High in the mountains, Turpin is approximately 28 miles from Port-au-Prince, Haiti. Pastor Ellison, who trains local farmers, carefully sidesteps thorny burrs as he maneuvers into fields where pigeon peas, potatoes and other vitamin-rich vegetables grow. The rich soil beneath him supports a year-round growing season, where crops are grown in short three-month stints.
Here, farmers — many of them female — learn to produce crops that not only feed their families, but also provide a source of income.
Rosena, 27, relaxes in the shade near a community garden and fans herself with her hand. A slight breeze provides a respite from the heat that has produced beads of sweat along her hairline. A dusting of black soil covers her feet and ankles. Her tired but beautiful eyes tell more of a story than she vocalizes. Her hands, rough from work, appear to belong to a woman much older.

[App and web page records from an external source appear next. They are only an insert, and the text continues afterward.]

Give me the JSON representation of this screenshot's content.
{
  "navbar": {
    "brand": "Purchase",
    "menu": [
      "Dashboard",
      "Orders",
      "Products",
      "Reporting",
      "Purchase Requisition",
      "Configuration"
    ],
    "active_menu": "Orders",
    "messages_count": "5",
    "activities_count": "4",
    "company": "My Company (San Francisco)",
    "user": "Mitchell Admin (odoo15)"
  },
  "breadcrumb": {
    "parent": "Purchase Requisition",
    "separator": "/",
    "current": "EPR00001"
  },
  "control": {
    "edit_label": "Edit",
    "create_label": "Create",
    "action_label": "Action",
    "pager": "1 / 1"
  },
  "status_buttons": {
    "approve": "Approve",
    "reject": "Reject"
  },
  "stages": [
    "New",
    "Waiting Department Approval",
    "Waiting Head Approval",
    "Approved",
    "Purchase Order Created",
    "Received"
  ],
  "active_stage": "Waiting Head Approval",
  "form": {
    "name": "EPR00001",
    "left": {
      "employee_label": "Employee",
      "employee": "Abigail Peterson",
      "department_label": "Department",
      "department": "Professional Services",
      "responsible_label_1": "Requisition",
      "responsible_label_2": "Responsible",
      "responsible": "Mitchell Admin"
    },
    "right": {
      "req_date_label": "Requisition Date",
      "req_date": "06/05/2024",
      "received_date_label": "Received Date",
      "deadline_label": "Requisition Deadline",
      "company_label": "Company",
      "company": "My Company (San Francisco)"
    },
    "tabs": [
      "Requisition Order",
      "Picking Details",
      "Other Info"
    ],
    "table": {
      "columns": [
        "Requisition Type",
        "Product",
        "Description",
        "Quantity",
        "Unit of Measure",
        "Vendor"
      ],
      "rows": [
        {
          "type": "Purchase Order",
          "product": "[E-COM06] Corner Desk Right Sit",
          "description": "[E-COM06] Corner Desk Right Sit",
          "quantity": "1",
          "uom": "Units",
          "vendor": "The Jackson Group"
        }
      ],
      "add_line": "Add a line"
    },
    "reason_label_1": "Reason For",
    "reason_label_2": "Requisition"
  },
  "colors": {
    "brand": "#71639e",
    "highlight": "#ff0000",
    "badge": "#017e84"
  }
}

Rosena is married and has lived in Turpin for 10 years. She’s been in the Agriculture Initiative since it launched in 2013. Before enrolling in the initiative, she used to eat the heirloom seeds from her harvest as she and her family were going hungry, rather than save them for the next planting season.

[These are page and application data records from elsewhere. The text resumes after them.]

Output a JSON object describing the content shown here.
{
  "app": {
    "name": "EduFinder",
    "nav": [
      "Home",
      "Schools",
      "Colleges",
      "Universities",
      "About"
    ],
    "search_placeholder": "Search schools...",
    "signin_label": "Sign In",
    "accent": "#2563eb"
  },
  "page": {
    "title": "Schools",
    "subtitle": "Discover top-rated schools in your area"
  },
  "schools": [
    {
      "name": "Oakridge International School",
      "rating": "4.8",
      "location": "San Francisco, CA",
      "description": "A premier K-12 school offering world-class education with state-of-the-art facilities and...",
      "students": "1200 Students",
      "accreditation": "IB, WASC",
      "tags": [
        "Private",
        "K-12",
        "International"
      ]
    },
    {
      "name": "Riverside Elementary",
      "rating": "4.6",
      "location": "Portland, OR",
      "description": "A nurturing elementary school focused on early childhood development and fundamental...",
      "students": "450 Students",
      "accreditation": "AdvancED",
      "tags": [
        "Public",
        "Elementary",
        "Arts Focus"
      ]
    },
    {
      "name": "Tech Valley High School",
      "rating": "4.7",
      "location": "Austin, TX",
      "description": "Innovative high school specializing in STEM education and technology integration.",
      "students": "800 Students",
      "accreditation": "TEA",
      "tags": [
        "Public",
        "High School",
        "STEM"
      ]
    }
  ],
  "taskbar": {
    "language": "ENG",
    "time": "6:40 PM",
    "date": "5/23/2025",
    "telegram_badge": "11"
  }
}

“We were sometimes forced to eat everything we’d grown when money and food became scarce,” she says, as her posture slips and her eyes gaze towards the grown.

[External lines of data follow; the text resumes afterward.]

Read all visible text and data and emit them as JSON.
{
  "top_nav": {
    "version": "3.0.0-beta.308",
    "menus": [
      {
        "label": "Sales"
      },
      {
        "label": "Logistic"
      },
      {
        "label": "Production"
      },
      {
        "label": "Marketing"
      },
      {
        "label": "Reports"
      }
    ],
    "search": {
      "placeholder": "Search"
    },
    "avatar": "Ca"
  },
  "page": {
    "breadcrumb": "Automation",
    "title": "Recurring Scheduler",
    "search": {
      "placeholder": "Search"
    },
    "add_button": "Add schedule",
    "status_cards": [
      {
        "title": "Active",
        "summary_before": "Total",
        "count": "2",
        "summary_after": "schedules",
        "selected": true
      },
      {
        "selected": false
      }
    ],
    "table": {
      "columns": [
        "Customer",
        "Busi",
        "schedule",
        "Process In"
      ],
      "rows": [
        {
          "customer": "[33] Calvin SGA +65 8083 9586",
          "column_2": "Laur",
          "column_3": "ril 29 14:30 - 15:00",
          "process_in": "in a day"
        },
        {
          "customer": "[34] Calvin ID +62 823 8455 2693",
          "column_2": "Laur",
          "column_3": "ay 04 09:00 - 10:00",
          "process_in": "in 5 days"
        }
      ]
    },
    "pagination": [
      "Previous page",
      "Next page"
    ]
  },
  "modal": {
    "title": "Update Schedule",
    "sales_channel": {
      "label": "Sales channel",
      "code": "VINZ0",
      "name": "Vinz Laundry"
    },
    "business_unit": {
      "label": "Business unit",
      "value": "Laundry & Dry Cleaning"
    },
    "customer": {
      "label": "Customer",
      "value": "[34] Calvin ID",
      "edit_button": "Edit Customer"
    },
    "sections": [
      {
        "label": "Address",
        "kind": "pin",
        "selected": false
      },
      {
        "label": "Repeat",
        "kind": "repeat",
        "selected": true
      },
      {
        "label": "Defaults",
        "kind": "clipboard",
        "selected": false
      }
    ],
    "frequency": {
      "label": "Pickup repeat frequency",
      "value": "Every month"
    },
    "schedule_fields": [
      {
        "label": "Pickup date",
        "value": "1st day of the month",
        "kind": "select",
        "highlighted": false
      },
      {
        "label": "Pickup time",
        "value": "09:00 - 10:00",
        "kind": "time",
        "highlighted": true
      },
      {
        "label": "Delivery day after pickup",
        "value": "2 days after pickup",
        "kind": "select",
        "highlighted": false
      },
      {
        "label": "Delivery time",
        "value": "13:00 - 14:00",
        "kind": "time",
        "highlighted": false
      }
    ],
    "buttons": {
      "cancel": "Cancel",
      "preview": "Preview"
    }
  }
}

That’s changed since she started farming with Convoy of Hope. After farmers complete our agriculture training, which includes how to grow more abundant, disease-free crops, each is provided with seeds.
Rosena looks out across her section of the flourishing garden with quiet contentment.
“This has changed by life,” she says thoughtfully, as she stoops to untangle a stubborn weed from the freshly tilled soil. “I can feed my kids and sell the extra harvest to buy them what they need.”
The Agriculture Initiative is just one way Convoy is going beyond the meal to address the issue of generational poverty.
“Tomorrow is something many of the children in Haiti haven’t always had the luxury to think about,” says Kevin Rose, senior director of International Program. “Oftentimes, they’ve had to live in only the current moment — right here, right now — and wonder when they might eat next. We’re changing that with our initiatives.
We were sometimes forced to eat everything we'd grown when money and food became scarce.